QUESTIONS:

  1. For SEC and investor purposes, what documents does Wal-Mart release that presents information about the violations?
  2. What are some of the possible wage and hour violations that a company could commit?
  3. How do you think that settlements are recorded in the company’s accounting records?
  4. The article also mentions disclosure of a Philadelphia lawsuit, where a judge ordered Wal-Mart to pay $188 million for a wage and hour violation. Since the case is currently under appeal, should the company accrue the litigation judgment? Explain your answer.

SOURCE:

Leder, Michelle. (2009). Wal-Mart Settles Wage and Hour Claims for $40 Million. Footnoted.org (Retrievable online at http://www.footnoted.org/buried-treasure/wal-mart-settles-wage-and-hour-claims-for-40-million/)

Posted by & filed under All Articles, Intermediate Accounting.

Every year, Michelle Leder at www.footnoted.org, takes a look at the worst footnote disclosures that companies try to bury in their routine SEC filings. As her website states, the financial footnotes are important for all users, including professional money managers and analysts, accountants, and individual investors. According to her article, there are a lot of candidates for this distinction, so it is hard to whittle it down to just five.

QUESTIONS:

  1. Take a look at Michelle’s entrants in the BNET.com article. Then, after 12/31/09, go to her website (www.footnoted.org) to see who won reader-nominated honor of having the worst disclosure. Do you agree? Why or why not?
  2. What is a retention payment?
  3. How should the retention payment for Martha Stewart be recorded in journal entry (or entries) form?
  4. What is a gross-up?
  5. How should a gross-up for Ross Perot Jr. be recorded in journal entry form by the company granting this concession? (For a hint, see http://www.footnoted.org/buried-treasure/perot-gets-a-gross-up/)

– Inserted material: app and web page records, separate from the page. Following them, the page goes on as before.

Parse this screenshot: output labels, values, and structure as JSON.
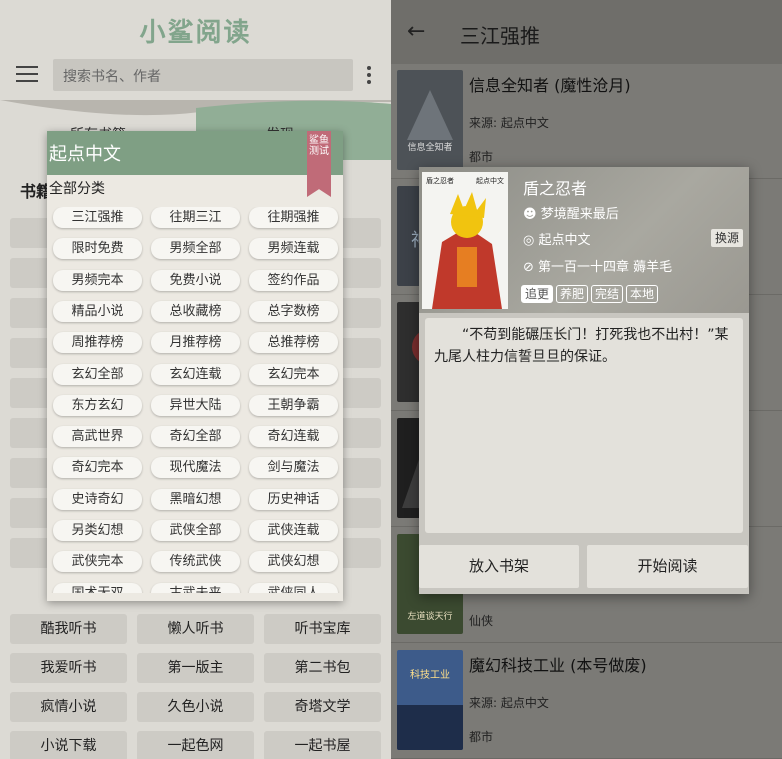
{
  "left": {
    "logo": "小鲨阅读",
    "search_placeholder": "搜索书名、作者",
    "tabs": [
      "所有书籍",
      "发现"
    ],
    "section_title": "书籍",
    "bg_items": [
      "酷我听书",
      "懒人听书",
      "听书宝库",
      "我爱听书",
      "第一版主",
      "第二书包",
      "疯情小说",
      "久色小说",
      "奇塔文学",
      "小说下载",
      "一起色网",
      "一起书屋"
    ],
    "dialog": {
      "title": "起点中文",
      "ribbon": "鲨鱼测试",
      "subtitle": "全部分类",
      "items": [
        "三江强推",
        "往期三江",
        "往期强推",
        "限时免费",
        "男频全部",
        "男频连载",
        "男频完本",
        "免费小说",
        "签约作品",
        "精品小说",
        "总收藏榜",
        "总字数榜",
        "周推荐榜",
        "月推荐榜",
        "总推荐榜",
        "玄幻全部",
        "玄幻连载",
        "玄幻完本",
        "东方玄幻",
        "异世大陆",
        "王朝争霸",
        "高武世界",
        "奇幻全部",
        "奇幻连载",
        "奇幻完本",
        "现代魔法",
        "剑与魔法",
        "史诗奇幻",
        "黑暗幻想",
        "历史神话",
        "另类幻想",
        "武侠全部",
        "武侠连载",
        "武侠完本",
        "传统武侠",
        "武侠幻想",
        "国术无双",
        "古武未来",
        "武侠同人"
      ]
    }
  },
  "right": {
    "title": "三江强推",
    "books": [
      {
        "title": "信息全知者 (魔性沧月)",
        "source": "来源: 起点中文",
        "tag": "都市",
        "cover_text": "信息全知者"
      },
      {
        "title": "",
        "source": "",
        "tag": "",
        "cover_text": "神"
      },
      {
        "title": "",
        "source": "",
        "tag": "",
        "cover_text": ""
      },
      {
        "title": "",
        "source": "",
        "tag": "",
        "cover_text": ""
      },
      {
        "title": "",
        "source": "",
        "tag": "仙侠",
        "cover_text": "左道谈天行"
      },
      {
        "title": "魔幻科技工业 (本号做废)",
        "source": "来源: 起点中文",
        "tag": "都市",
        "cover_text": "科技工业"
      }
    ],
    "popup": {
      "name": "盾之忍者",
      "author": "梦境醒来最后",
      "source": "起点中文",
      "latest": "第一百一十四章 薅羊毛",
      "swap": "换源",
      "tags": [
        "追更",
        "养肥",
        "完结",
        "本地"
      ],
      "cover_left": "盾之忍者",
      "cover_right": "起点中文",
      "intro": "“不苟到能碾压长门！打死我也不出村！”某九尾人柱力信誓旦旦的保证。",
      "btn_shelf": "放入书架",
      "btn_read": "开始阅读"
    }
  }
}
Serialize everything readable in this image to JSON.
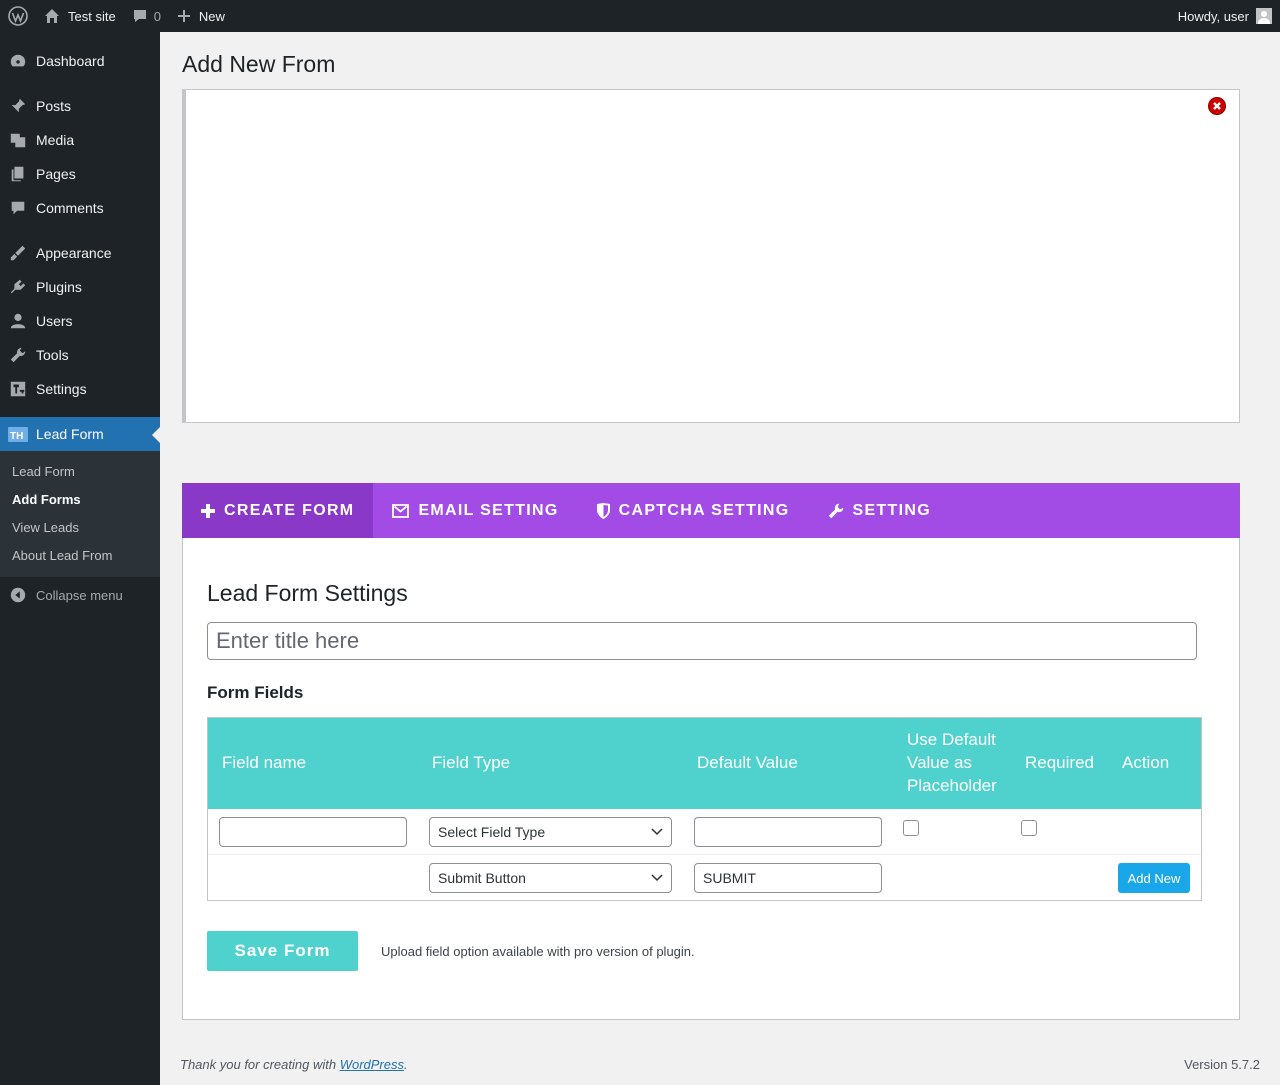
{
  "adminbar": {
    "site_name": "Test site",
    "comments_count": "0",
    "new_label": "New",
    "howdy": "Howdy, user"
  },
  "sidebar": {
    "items": [
      {
        "label": "Dashboard",
        "icon": "dashboard-icon"
      },
      {
        "label": "Posts",
        "icon": "pushpin-icon"
      },
      {
        "label": "Media",
        "icon": "media-icon"
      },
      {
        "label": "Pages",
        "icon": "pages-icon"
      },
      {
        "label": "Comments",
        "icon": "comment-icon"
      },
      {
        "label": "Appearance",
        "icon": "paintbrush-icon"
      },
      {
        "label": "Plugins",
        "icon": "plugin-icon"
      },
      {
        "label": "Users",
        "icon": "users-icon"
      },
      {
        "label": "Tools",
        "icon": "wrench-icon"
      },
      {
        "label": "Settings",
        "icon": "settings-icon"
      },
      {
        "label": "Lead Form",
        "icon": "lead-form-icon"
      }
    ],
    "submenu": [
      "Lead Form",
      "Add Forms",
      "View Leads",
      "About Lead From"
    ],
    "collapse_label": "Collapse menu"
  },
  "page": {
    "title": "Add New From"
  },
  "tabs": [
    {
      "label": "CREATE FORM",
      "icon": "plus-icon"
    },
    {
      "label": "EMAIL SETTING",
      "icon": "envelope-icon"
    },
    {
      "label": "CAPTCHA SETTING",
      "icon": "shield-icon"
    },
    {
      "label": "SETTING",
      "icon": "wrench-icon"
    }
  ],
  "panel": {
    "heading": "Lead Form Settings",
    "title_placeholder": "Enter title here",
    "fields_heading": "Form Fields",
    "columns": {
      "field_name": "Field name",
      "field_type": "Field Type",
      "default_value": "Default Value",
      "placeholder_line1": "Use Default",
      "placeholder_line2": "Value as",
      "placeholder_line3": "Placeholder",
      "required": "Required",
      "action": "Action"
    },
    "row1": {
      "field_name": "",
      "field_type": "Select Field Type",
      "default_value": "",
      "use_placeholder": false,
      "required": false
    },
    "row2": {
      "field_type": "Submit Button",
      "default_value": "SUBMIT",
      "action_label": "Add New"
    },
    "save_label": "Save Form",
    "pro_note": "Upload field option available with pro version of plugin."
  },
  "footer": {
    "thanks_prefix": "Thank you for creating with ",
    "link_text": "WordPress",
    "suffix": ".",
    "version": "Version 5.7.2"
  },
  "colors": {
    "tab_bar": "#a24ce5",
    "tab_active": "#8a38c8",
    "table_header": "#4fd1cd",
    "wp_blue": "#2271b1",
    "add_new_button": "#1aa7ea"
  }
}
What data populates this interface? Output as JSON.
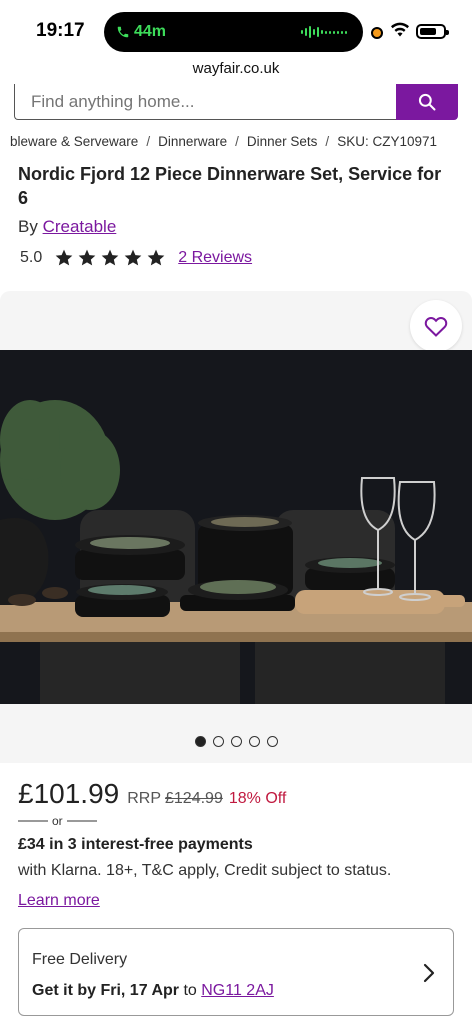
{
  "status_bar": {
    "time": "19:17",
    "call_duration": "44m"
  },
  "browser": {
    "url": "wayfair.co.uk"
  },
  "search": {
    "placeholder": "Find anything home..."
  },
  "breadcrumb": {
    "items": [
      "bleware & Serveware",
      "Dinnerware",
      "Dinner Sets"
    ],
    "sku": "SKU: CZY10971"
  },
  "product": {
    "title": "Nordic Fjord 12 Piece Dinnerware Set, Service for 6",
    "brand_prefix": "By",
    "brand": "Creatable",
    "rating": "5.0",
    "star_count": 5,
    "reviews_label": "2 Reviews"
  },
  "gallery": {
    "image_count": 5,
    "active_index": 0
  },
  "pricing": {
    "price": "£101.99",
    "rrp_label": "RRP",
    "rrp_value": "£124.99",
    "discount": "18% Off",
    "or_label": "or",
    "klarna_title": "£34 in 3 interest-free payments",
    "klarna_desc": "with Klarna. 18+, T&C apply, Credit subject to status.",
    "learn_more": "Learn more"
  },
  "delivery": {
    "title": "Free Delivery",
    "get_it_by": "Get it by Fri, 17 Apr",
    "to_label": "to",
    "postcode": "NG11 2AJ"
  },
  "colors": {
    "brand_purple": "#7b189f",
    "discount_red": "#c0193f"
  }
}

SOURCES:
Ritholtz, B. (2009). 2009’s Worst Disclosures Buried in Footnotes, BNET.com, December 21 (Retrievable online at http://www.ritholtz.com/blog/2009/12/2009s-worst-footnote-filings-with-the-sec/)

Leder, Michelle. (2009). Voting now open for worst footnote of 2009! Footnoted.org (Retrievable online at http://www.footnoted.org/)

Posted by & filed under All Articles, Financial Accounting, IFRS, Intermediate Accounting, International Accounting.

During the week of December 7, 2009, Japan’s Financial Services Agency (FSA) announced that it is moving to the formal adoption of International Accounting Standard (IAS) reporting by 2015. Up until now, the FSA has allowed Japanese companies to file consolidated statements using U.S. GAAP, but in 2015 this may end. The agency will make a final determination about whether to make IAS reporting mandatory in 2012.

QUESTIONS:

  1. Based on this article, what are the major differences between U.S. or Japanese GAAP and IAS?
  2. Approximately what percentage of current firms on the Tokyo Stock Exchange may be affected by this decision for the future?
  3. What are the four major reasons cited by Japanese companies that are considering early adoption of IAS?

SOURCE:
Whitten, D. (2009). Shifting the Goalposts: Japan to Adopt New Accounting Rules. iStockAnalyst (Retrievable online at http://www.istockanalyst.com).

Posted by & filed under All Articles, Financial Reporting and Analysis, Financial Statement Analysis.

In September 2009, Merck & Co. Inc. announced that they will be the largest drug company to publish details of payments to doctors. The prescription drug industry has met with growing criticism about its lack of disclosure regarding payments that may influence drug prescribing. As the second-largest U.S. drug company, the company vowed to begin publishing regular details in the fourth quarter of 2009.

QUESTIONS:

  1. Based on the dollar amounts listed in the article, why aren’t these listing currently part of GAAP accounting disclosures to the financial statements?
  2. What financial statement(s) would contain these payments?
  3. How do you think these payments are classified (i.e., what account title)?

SOURCE:
Jack, A. (2009). Merck to Publish GP Payments. FT.com (Retrievable online at http://www.ft.com/cms/s/0/3f2d7e48-a8a3-11de-9242-00144feabdc0.html?ftcamp=rss&nclick_check=1)